• [EXERCISE AIM]
Output the listing below exactly, minus its images.

*** Block opens ***

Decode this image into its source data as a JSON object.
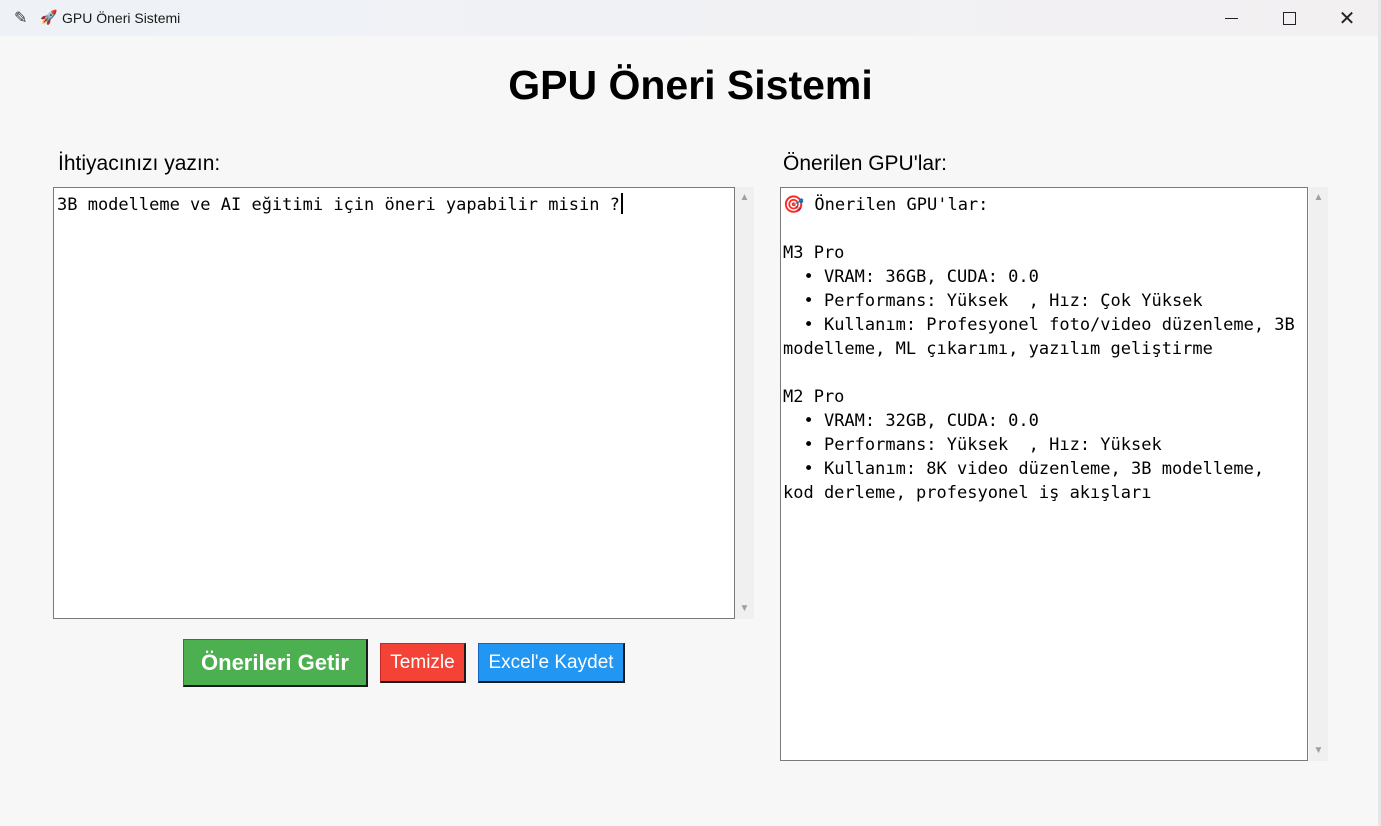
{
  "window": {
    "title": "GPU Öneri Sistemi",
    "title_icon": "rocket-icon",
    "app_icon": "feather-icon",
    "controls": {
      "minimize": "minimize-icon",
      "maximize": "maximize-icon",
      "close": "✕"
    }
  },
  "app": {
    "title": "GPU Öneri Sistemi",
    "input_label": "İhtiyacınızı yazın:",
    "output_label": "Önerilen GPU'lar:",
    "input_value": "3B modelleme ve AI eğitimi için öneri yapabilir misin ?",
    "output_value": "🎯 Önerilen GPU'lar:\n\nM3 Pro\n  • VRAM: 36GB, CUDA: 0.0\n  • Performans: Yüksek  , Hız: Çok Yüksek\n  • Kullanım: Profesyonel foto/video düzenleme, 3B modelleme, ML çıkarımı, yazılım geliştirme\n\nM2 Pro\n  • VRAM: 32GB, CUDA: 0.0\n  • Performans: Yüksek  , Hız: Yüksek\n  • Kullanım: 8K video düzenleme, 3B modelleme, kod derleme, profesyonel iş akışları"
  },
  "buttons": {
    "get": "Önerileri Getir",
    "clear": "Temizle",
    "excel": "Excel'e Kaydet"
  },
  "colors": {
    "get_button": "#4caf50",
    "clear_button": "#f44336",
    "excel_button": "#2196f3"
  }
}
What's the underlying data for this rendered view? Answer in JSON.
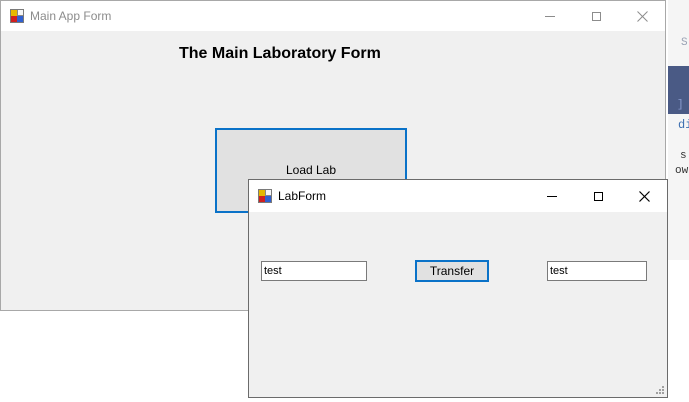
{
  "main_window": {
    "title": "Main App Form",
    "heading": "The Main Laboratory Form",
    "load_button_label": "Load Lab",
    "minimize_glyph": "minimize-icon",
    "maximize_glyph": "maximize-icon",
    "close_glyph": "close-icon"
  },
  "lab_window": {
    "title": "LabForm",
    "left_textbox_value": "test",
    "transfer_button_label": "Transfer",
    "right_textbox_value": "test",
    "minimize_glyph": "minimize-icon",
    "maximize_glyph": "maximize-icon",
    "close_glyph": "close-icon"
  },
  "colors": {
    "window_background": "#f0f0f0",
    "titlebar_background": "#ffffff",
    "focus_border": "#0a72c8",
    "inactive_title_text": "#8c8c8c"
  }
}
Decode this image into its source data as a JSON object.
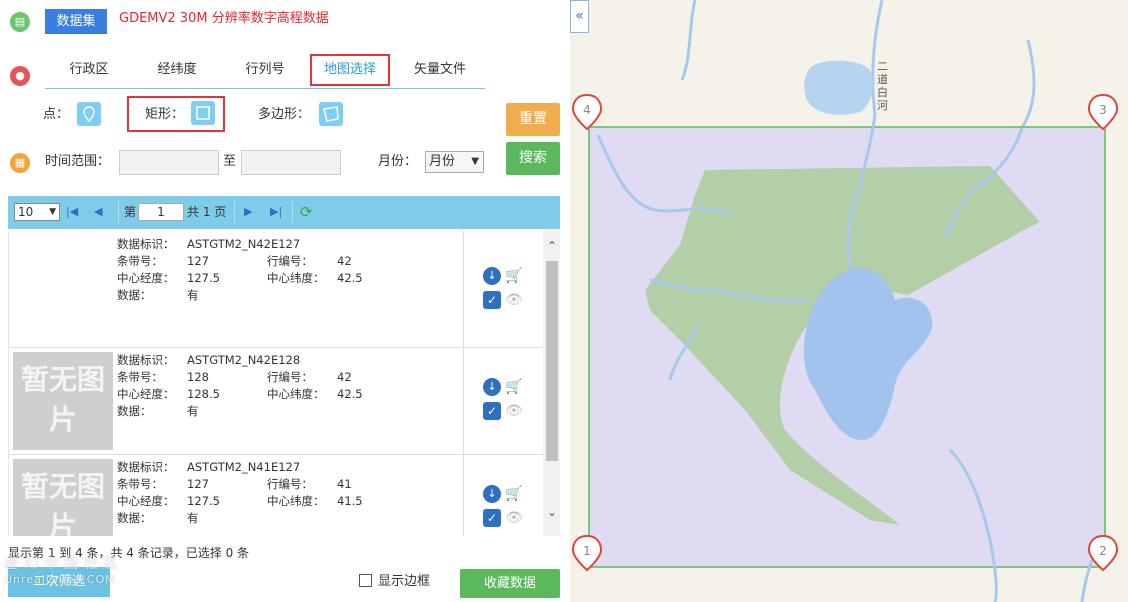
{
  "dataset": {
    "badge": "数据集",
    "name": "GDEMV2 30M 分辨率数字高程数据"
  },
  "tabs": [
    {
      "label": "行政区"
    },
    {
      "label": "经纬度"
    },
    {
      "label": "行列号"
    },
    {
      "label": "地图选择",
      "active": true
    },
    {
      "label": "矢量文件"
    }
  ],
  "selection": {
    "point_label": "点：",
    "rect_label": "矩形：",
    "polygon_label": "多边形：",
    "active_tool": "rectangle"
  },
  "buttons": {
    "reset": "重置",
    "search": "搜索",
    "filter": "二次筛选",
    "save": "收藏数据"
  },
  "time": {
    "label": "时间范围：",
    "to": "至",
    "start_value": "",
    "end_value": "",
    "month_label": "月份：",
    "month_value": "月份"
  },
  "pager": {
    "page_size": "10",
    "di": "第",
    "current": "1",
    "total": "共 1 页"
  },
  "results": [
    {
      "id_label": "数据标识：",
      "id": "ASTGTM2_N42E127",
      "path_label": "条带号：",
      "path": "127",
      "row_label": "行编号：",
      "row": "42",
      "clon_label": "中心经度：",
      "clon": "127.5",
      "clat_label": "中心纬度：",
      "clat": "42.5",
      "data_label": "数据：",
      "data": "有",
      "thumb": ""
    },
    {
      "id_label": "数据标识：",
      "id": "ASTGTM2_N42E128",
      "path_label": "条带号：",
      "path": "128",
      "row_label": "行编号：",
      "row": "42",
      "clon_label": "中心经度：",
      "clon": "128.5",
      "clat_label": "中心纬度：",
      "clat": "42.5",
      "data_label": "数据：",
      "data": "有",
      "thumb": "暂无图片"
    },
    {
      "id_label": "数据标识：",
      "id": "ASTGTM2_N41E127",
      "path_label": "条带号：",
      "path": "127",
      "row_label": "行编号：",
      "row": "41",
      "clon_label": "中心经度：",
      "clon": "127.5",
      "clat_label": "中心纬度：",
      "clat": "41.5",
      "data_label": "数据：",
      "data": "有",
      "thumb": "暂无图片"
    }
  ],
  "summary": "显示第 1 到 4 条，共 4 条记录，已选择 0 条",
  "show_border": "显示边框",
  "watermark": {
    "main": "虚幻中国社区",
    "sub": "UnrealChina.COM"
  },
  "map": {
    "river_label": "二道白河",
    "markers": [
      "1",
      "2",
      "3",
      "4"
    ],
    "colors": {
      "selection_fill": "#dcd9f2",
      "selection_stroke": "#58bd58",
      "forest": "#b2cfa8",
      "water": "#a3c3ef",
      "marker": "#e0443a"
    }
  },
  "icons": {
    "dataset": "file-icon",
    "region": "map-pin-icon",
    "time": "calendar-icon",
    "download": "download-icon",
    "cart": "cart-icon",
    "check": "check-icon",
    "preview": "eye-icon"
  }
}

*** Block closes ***

• [SOLVED PROBLEM]
Decode this image into its source data as a JSON object.
{
  "window": {
    "title": "GPU Öneri Sistemi",
    "title_icon": "rocket-icon",
    "app_icon": "feather-icon",
    "controls": {
      "minimize": "minimize-icon",
      "maximize": "maximize-icon",
      "close": "✕"
    }
  },
  "app": {
    "title": "GPU Öneri Sistemi",
    "input_label": "İhtiyacınızı yazın:",
    "output_label": "Önerilen GPU'lar:",
    "input_value": "3B modelleme ve AI eğitimi için öneri yapabilir misin ?",
    "output_value": "🎯 Önerilen GPU'lar:\n\nM3 Pro\n  • VRAM: 36GB, CUDA: 0.0\n  • Performans: Yüksek  , Hız: Çok Yüksek\n  • Kullanım: Profesyonel foto/video düzenleme, 3B modelleme, ML çıkarımı, yazılım geliştirme\n\nM2 Pro\n  • VRAM: 32GB, CUDA: 0.0\n  • Performans: Yüksek  , Hız: Yüksek\n  • Kullanım: 8K video düzenleme, 3B modelleme, kod derleme, profesyonel iş akışları"
  },
  "buttons": {
    "get": "Önerileri Getir",
    "clear": "Temizle",
    "excel": "Excel'e Kaydet"
  },
  "colors": {
    "get_button": "#4caf50",
    "clear_button": "#f44336",
    "excel_button": "#2196f3"
  }
}
What's the underlying data for this rendered view? Answer in JSON.
{
  "main_window": {
    "title": "Main App Form",
    "heading": "The Main Laboratory Form",
    "load_button_label": "Load Lab",
    "minimize_glyph": "minimize-icon",
    "maximize_glyph": "maximize-icon",
    "close_glyph": "close-icon"
  },
  "lab_window": {
    "title": "LabForm",
    "left_textbox_value": "test",
    "transfer_button_label": "Transfer",
    "right_textbox_value": "test",
    "minimize_glyph": "minimize-icon",
    "maximize_glyph": "maximize-icon",
    "close_glyph": "close-icon"
  },
  "colors": {
    "window_background": "#f0f0f0",
    "titlebar_background": "#ffffff",
    "focus_border": "#0a72c8",
    "inactive_title_text": "#8c8c8c"
  }
}
Decode this image into its source data as a JSON object.
{
  "dataset": {
    "badge": "数据集",
    "name": "GDEMV2 30M 分辨率数字高程数据"
  },
  "tabs": [
    {
      "label": "行政区"
    },
    {
      "label": "经纬度"
    },
    {
      "label": "行列号"
    },
    {
      "label": "地图选择",
      "active": true
    },
    {
      "label": "矢量文件"
    }
  ],
  "selection": {
    "point_label": "点：",
    "rect_label": "矩形：",
    "polygon_label": "多边形：",
    "active_tool": "rectangle"
  },
  "buttons": {
    "reset": "重置",
    "search": "搜索",
    "filter": "二次筛选",
    "save": "收藏数据"
  },
  "time": {
    "label": "时间范围：",
    "to": "至",
    "start_value": "",
    "end_value": "",
    "month_label": "月份：",
    "month_value": "月份"
  },
  "pager": {
    "page_size": "10",
    "di": "第",
    "current": "1",
    "total": "共 1 页"
  },
  "results": [
    {
      "id_label": "数据标识：",
      "id": "ASTGTM2_N42E127",
      "path_label": "条带号：",
      "path": "127",
      "row_label": "行编号：",
      "row": "42",
      "clon_label": "中心经度：",
      "clon": "127.5",
      "clat_label": "中心纬度：",
      "clat": "42.5",
      "data_label": "数据：",
      "data": "有",
      "thumb": ""
    },
    {
      "id_label": "数据标识：",
      "id": "ASTGTM2_N42E128",
      "path_label": "条带号：",
      "path": "128",
      "row_label": "行编号：",
      "row": "42",
      "clon_label": "中心经度：",
      "clon": "128.5",
      "clat_label": "中心纬度：",
      "clat": "42.5",
      "data_label": "数据：",
      "data": "有",
      "thumb": "暂无图片"
    },
    {
      "id_label": "数据标识：",
      "id": "ASTGTM2_N41E127",
      "path_label": "条带号：",
      "path": "127",
      "row_label": "行编号：",
      "row": "41",
      "clon_label": "中心经度：",
      "clon": "127.5",
      "clat_label": "中心纬度：",
      "clat": "41.5",
      "data_label": "数据：",
      "data": "有",
      "thumb": "暂无图片"
    }
  ],
  "summary": "显示第 1 到 4 条，共 4 条记录，已选择 0 条",
  "show_border": "显示边框",
  "watermark": {
    "main": "虚幻中国社区",
    "sub": "UnrealChina.COM"
  },
  "map": {
    "river_label": "二道白河",
    "markers": [
      "1",
      "2",
      "3",
      "4"
    ],
    "colors": {
      "selection_fill": "#dcd9f2",
      "selection_stroke": "#58bd58",
      "forest": "#b2cfa8",
      "water": "#a3c3ef",
      "marker": "#e0443a"
    }
  },
  "icons": {
    "dataset": "file-icon",
    "region": "map-pin-icon",
    "time": "calendar-icon",
    "download": "download-icon",
    "cart": "cart-icon",
    "check": "check-icon",
    "preview": "eye-icon"
  }
}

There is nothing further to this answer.